For another few dollars, you can add an REI magnesium fire-starting tool. Similar to a hotel-sized bar of soap, use the back edge of a knife to scrape off the magnesium shavings, then scrape the sparking insert rapidly next to the shavings to ignite. This compact tool can start hundreds of fires. Estimated Street Price: $6.

12 Reasons To Have A SPOT

1 OP readers tend to be mature individuals with families and responsibilities; they have outgrown the invincibility of the teens and 20s. (What? Me, worry?)
2 You don’t have to be far from the trailhead or your car to have a problem that can quickly become an emergency.
3 You don’t have to be old to experience a medical problem (snake bite).
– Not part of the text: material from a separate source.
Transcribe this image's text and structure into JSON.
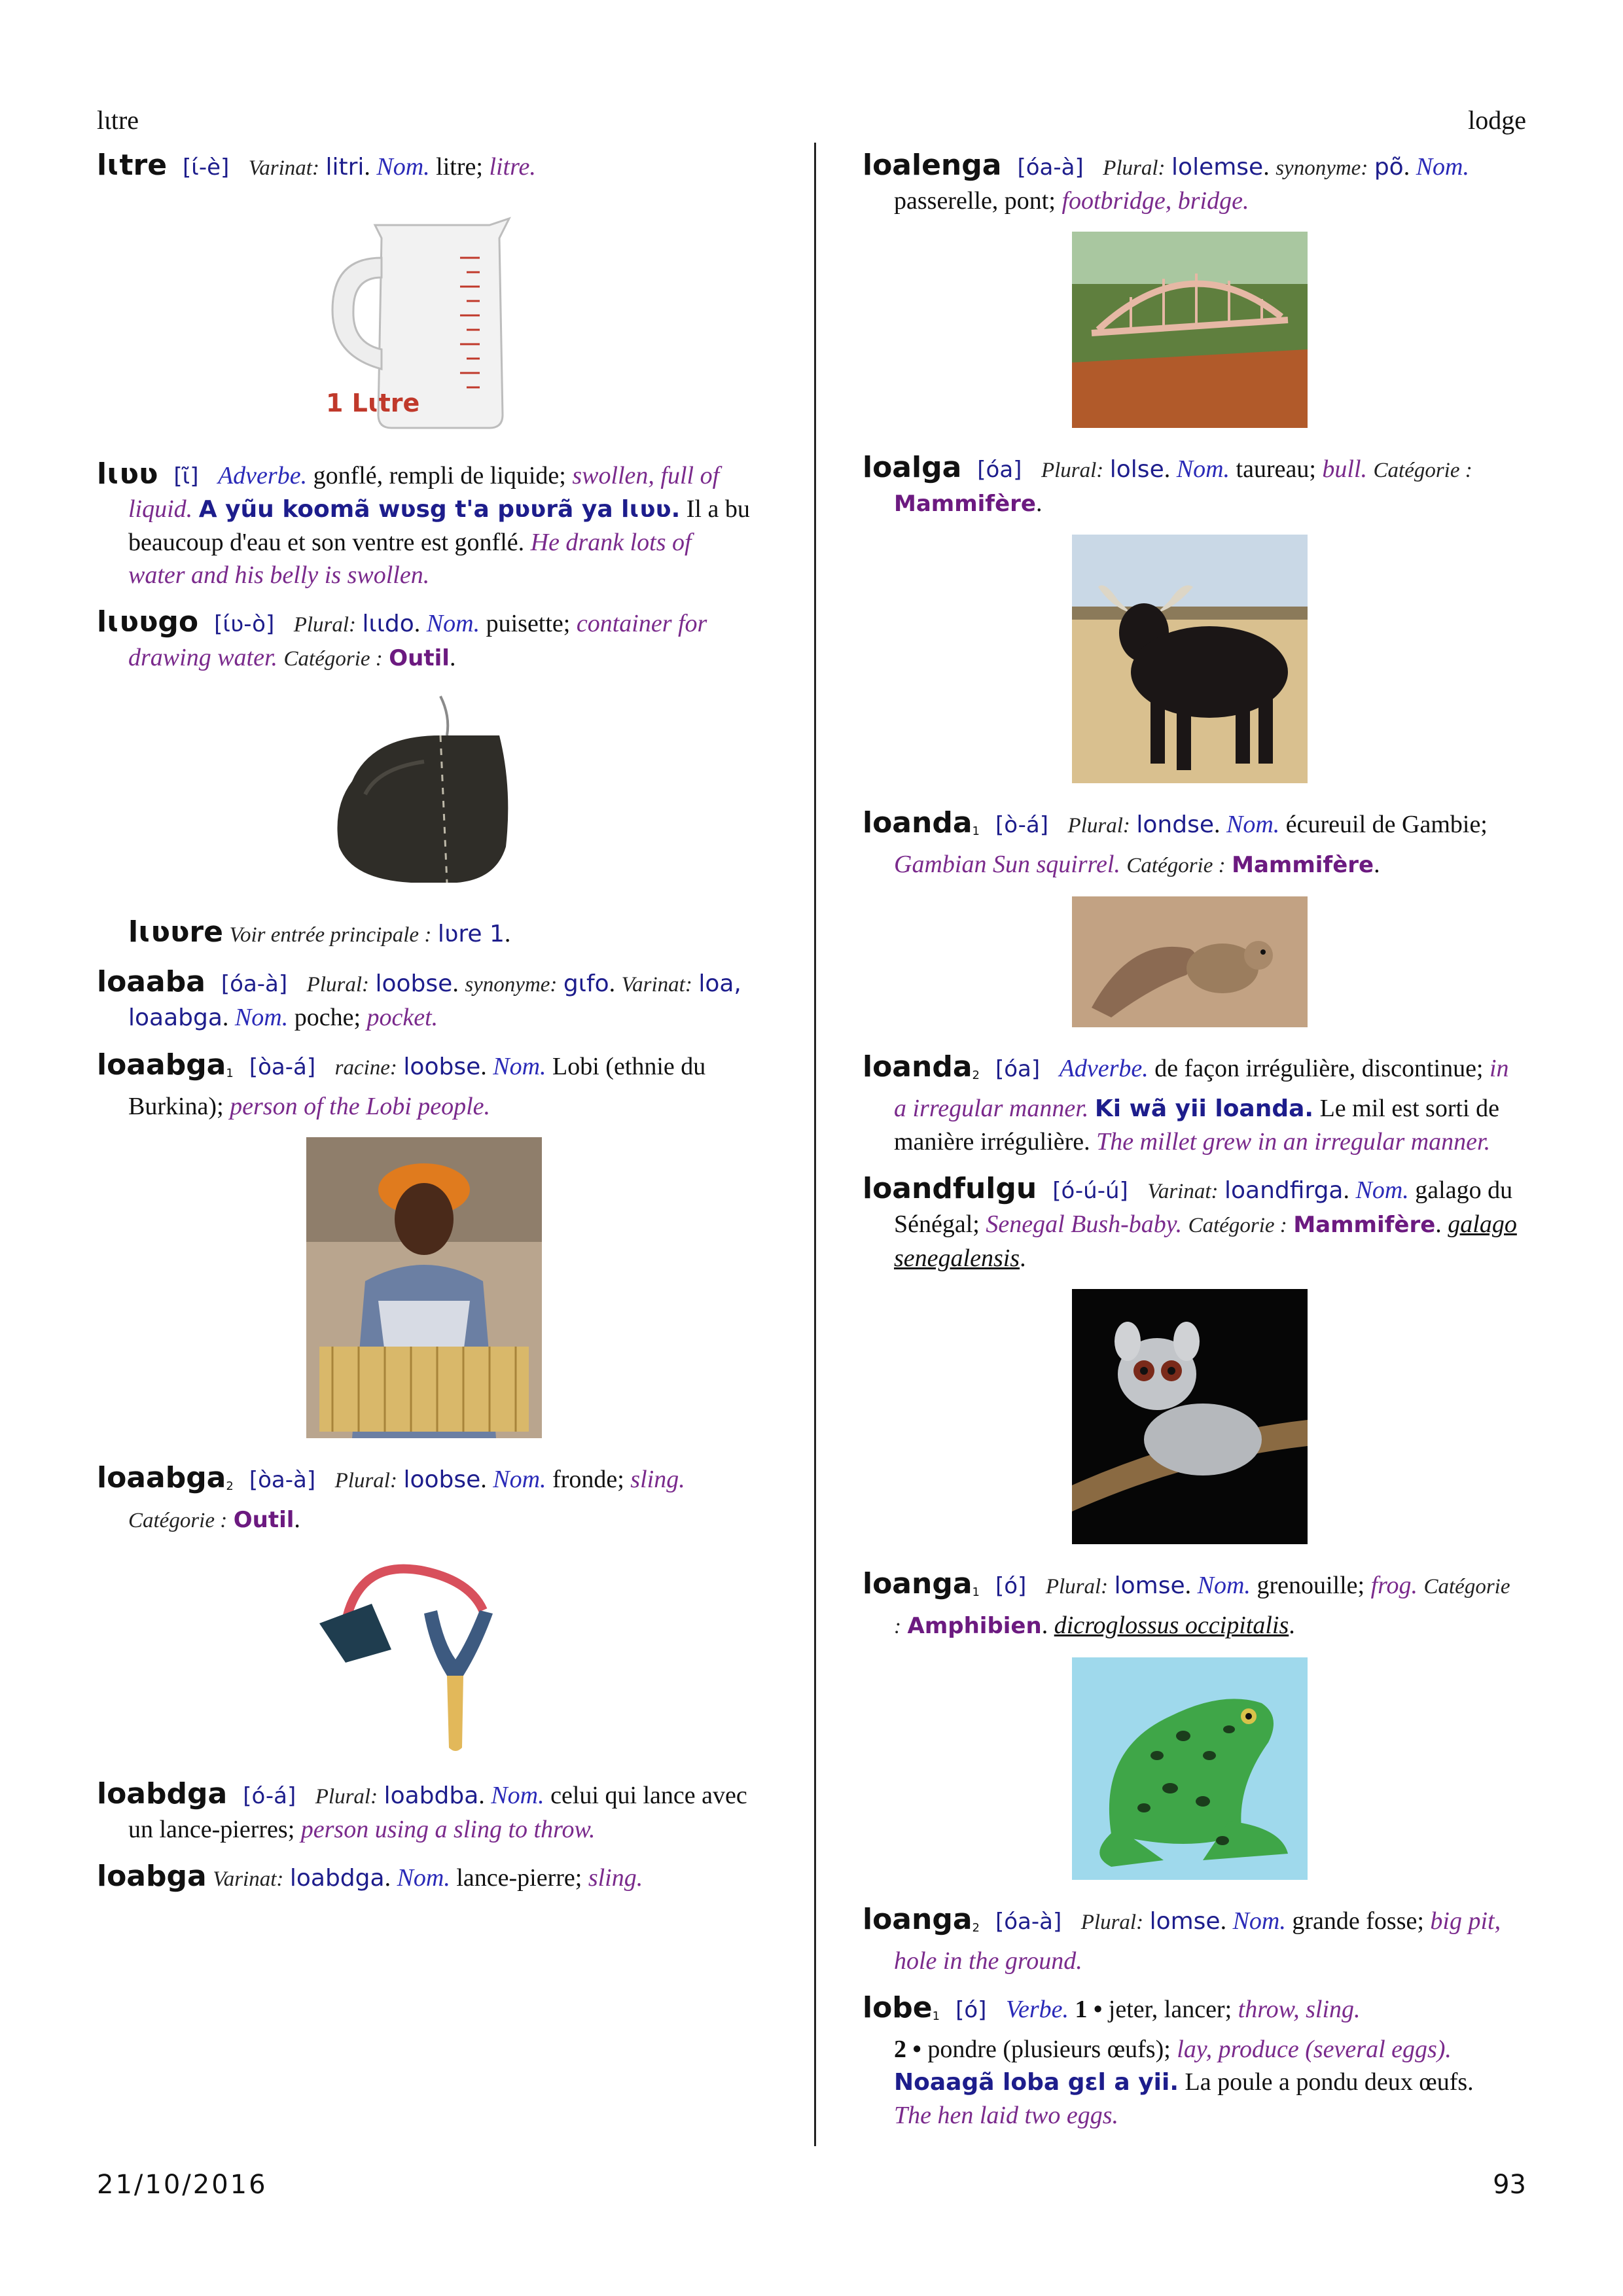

4 Photographers often work alone; photography isn’t a buddy sport.
5 Great photo opportunities are often in remote areas and rugged country.
6 You don’t have to wait for an emergency; loved ones just want to know that you’re okay.
7 If you’re running late, save everyone the trepidation and unnecessary worry.
8 Cell phones have limited range and signal accessibility.
9 You don’t have to be the one with the emergency; you might save the life of someone else. You can be the prepared one.
10 Keep a record of where you’ve been, where the best shots are.
11 Easily share adventure locations with others.
12 The SPOT is only $150, plus service.